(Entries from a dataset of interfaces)
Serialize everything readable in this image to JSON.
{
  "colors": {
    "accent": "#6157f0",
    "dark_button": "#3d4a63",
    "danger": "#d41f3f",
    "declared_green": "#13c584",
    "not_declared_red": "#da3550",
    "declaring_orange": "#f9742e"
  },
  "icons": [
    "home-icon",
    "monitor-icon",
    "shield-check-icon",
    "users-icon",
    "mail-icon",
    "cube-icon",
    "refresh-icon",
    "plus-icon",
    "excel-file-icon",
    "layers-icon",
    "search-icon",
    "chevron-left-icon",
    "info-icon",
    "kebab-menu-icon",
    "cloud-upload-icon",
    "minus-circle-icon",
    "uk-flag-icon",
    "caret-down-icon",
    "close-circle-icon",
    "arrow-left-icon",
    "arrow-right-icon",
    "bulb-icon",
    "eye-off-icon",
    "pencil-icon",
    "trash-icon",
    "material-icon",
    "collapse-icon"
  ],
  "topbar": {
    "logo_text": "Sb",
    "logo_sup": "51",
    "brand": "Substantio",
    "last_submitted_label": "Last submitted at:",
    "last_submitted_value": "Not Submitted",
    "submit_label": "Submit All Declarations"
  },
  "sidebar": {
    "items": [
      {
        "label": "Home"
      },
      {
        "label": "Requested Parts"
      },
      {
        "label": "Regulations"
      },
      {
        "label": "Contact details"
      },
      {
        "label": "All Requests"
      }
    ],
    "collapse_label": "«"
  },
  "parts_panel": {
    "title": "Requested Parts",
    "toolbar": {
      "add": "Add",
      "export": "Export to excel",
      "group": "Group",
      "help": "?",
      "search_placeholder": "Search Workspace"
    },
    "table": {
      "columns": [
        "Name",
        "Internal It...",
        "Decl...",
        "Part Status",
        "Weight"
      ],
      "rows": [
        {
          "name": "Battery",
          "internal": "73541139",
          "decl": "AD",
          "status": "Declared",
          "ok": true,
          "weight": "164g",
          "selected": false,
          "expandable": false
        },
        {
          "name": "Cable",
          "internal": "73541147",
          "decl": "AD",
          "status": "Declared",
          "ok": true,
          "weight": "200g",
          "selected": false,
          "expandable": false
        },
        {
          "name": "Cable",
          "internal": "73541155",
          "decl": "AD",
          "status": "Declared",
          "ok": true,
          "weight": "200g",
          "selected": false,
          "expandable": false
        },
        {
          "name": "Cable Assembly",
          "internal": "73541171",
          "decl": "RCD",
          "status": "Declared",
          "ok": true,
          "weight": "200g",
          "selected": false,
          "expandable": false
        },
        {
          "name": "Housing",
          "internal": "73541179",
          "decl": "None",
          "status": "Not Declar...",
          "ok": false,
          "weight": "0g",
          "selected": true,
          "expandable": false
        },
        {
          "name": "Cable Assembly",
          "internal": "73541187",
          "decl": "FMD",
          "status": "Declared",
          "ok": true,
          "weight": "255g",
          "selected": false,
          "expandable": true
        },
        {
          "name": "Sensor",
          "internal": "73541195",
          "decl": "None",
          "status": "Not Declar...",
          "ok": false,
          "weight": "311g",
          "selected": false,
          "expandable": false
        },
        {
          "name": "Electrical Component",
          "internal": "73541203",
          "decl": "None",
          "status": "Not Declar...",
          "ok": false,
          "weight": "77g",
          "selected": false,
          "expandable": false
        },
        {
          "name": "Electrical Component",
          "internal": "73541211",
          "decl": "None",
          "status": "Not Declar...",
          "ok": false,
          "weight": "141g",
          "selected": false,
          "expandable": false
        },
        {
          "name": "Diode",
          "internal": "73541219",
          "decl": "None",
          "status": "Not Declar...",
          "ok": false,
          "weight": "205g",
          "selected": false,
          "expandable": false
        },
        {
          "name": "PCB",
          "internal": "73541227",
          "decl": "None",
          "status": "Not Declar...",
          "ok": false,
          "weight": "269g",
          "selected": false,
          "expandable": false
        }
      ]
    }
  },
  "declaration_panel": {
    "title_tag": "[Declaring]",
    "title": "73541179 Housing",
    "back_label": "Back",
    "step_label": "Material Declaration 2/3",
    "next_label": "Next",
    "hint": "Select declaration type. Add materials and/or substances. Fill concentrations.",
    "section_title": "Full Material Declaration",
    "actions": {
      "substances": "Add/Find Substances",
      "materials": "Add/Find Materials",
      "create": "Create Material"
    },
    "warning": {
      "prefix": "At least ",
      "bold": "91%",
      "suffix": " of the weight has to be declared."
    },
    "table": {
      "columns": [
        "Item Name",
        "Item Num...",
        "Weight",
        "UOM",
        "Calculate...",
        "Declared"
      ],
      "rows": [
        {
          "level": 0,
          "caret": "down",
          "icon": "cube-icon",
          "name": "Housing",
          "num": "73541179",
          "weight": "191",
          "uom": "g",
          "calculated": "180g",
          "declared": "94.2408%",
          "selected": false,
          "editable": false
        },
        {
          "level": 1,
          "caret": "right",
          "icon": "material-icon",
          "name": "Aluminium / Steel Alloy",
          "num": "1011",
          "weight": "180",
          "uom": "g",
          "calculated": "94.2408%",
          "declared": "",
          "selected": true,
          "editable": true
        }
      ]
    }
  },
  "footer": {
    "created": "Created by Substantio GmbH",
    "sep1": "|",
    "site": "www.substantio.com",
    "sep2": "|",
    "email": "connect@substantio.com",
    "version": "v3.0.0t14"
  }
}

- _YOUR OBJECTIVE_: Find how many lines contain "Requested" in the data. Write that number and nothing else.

- _EXPECTED ANSWER_: 2